(How) Do you manage to have a reasonable work-life balance?

If I am honest, I’m afraid that I don’t …

What is your prime tip for younger colleagues?

Learn to be collaborative and collegiate.

Latin in Medieval Britain

by Richard K. Ashdowne (University of Oxford; Honorary Membership Secretary, PhilSoc)

Of the many languages in use in Britain in the middle ages, Latin is arguably the best attested and yet most overlooked. Not the native language of any of its users and employed especially—though certainly not exclusively—in written functions, Latin has tended to be the elephant in the room despite its indisputable importance for its users and their societies.

After the departure of the Roman legions from Britain, Latin’s continued use was by no means assured, but there is a continuous train of use down to the time of the Tudors and beyond. Over more than a thousand years British medieval Latin was employed for all manner of functions from accountancy to zoology.

In this new collection of papers, arising from the conference held to celebrate the completion in print of the Dictionary of Medieval Latin from British Sources, the place of Latin in medieval Britain is examined from a variety of historical, cultural and linguistic perspectives and in relation to some of its many different contexts.

In the first part, David Howlett, Neil Wright, Wendy Childs and Robert Swanson look successively at the start of the Anglo-Latin tradition, the twelfth-century renaissance, the use of Latin in historiography and record-keeping in the fourteenth century, and the continued use of Latin in the medieval tradition into the fifteenth and sixteenth centuries. The vitality of the language over the ages and its users’ constant reinvention of its role emerge as central themes.

In the second part, attention is directed to particular fields, namely law (Paul Brand), musical theory (Leofranc Holford-Strevens), the church (Carolinne White) and science (Charles Burnett), as examples of how the Latin language was used and adapted to its roles. That it was being employed in historical, social, cultural and linguistic settings quite different from its ancient ancestor had important consequences. It meant that, for instance, Latin was frequently in need of new terminology for the contemporary world, especially in some of these more technical areas.

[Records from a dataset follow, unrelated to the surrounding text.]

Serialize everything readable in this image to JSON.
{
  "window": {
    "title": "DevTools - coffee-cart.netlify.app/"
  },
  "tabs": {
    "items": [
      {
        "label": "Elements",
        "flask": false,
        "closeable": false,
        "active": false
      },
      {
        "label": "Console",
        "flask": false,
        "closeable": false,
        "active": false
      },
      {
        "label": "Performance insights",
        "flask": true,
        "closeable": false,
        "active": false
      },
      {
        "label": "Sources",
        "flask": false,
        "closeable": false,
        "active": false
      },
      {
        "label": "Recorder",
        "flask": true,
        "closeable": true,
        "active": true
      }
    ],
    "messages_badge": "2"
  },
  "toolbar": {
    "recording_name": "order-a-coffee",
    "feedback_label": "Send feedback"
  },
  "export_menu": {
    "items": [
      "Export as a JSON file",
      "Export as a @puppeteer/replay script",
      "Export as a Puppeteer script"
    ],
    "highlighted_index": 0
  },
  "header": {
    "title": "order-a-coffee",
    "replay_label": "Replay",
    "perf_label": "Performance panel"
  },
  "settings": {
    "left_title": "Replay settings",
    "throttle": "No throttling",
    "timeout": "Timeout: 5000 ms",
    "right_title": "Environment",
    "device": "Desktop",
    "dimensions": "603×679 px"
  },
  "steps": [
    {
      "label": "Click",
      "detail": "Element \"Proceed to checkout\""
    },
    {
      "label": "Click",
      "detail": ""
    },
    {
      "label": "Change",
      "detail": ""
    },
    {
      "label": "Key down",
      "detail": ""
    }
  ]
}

Borrowing, calquing and native word-formation processes were all ways of meeting this need, reflecting the inherent contact between Latin and its users’ native vernacular languages.

In the third and final part, these linguistic contacts become the central focus in chapters examining the relationship between Welsh and Latin (Paul Russell), the relationship between Latin and English (Richard Sharpe), the development of a mixed-language code (Laura Wright), the relationship of Germanic, Anglo-Norman French and Latin (David Trotter), and the relationship between English and Latin (Philip Durkin and Samantha Schad). The final chapter, by David Howlett, ties in with some of the lexicographical questions raised by Sharpe, Trotter, and Durkin and Schad, and looks back at the process of preparing the Dictionary of Medieval Latin from British Sources.

Latin in Medieval Britain is edited by Richard Ashdowne and Carolinne White and  published by the British Academy in association with OUP. Many of the contributors are members of the Society and current or former members of Council.


Further information, including abstracts of all the chapters, can be found on the DMLBS blog and the book can be obtained directly from OUP and all good booksellers.